Dataset records
################

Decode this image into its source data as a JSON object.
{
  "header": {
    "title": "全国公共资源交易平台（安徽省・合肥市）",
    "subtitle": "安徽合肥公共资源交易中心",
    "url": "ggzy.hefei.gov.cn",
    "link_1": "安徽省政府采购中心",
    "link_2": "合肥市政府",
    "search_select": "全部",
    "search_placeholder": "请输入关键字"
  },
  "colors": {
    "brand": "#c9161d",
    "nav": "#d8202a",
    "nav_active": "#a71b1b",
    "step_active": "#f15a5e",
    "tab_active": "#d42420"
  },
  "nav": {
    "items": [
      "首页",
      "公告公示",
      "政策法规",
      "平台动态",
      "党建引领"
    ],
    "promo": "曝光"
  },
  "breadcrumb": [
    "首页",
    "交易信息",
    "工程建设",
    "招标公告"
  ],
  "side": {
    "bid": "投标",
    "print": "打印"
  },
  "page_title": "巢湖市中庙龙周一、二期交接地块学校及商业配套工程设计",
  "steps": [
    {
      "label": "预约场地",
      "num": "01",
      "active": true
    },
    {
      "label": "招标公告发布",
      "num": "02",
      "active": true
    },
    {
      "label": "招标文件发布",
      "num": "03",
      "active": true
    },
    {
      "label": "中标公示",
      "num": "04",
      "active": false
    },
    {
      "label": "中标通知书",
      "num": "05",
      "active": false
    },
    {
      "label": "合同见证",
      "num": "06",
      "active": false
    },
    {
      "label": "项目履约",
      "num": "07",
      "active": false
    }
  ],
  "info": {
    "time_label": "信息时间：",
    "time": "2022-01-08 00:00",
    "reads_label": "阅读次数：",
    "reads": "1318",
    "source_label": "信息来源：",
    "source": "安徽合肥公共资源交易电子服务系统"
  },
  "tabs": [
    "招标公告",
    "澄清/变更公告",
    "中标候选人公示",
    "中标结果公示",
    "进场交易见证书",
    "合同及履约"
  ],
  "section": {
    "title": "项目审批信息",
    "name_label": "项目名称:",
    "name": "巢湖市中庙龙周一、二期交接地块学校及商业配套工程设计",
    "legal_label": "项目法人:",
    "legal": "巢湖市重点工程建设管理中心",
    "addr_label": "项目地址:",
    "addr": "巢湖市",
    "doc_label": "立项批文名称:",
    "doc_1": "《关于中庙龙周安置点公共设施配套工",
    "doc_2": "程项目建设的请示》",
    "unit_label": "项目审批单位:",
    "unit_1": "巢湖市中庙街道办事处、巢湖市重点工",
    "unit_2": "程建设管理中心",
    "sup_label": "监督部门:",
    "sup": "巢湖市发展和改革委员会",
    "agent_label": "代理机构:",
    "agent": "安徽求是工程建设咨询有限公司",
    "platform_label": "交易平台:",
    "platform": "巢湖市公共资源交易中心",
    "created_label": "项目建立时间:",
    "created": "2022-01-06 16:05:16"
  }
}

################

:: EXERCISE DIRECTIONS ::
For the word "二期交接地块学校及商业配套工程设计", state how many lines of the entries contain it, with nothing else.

:: OUTPUT BELOW ::
2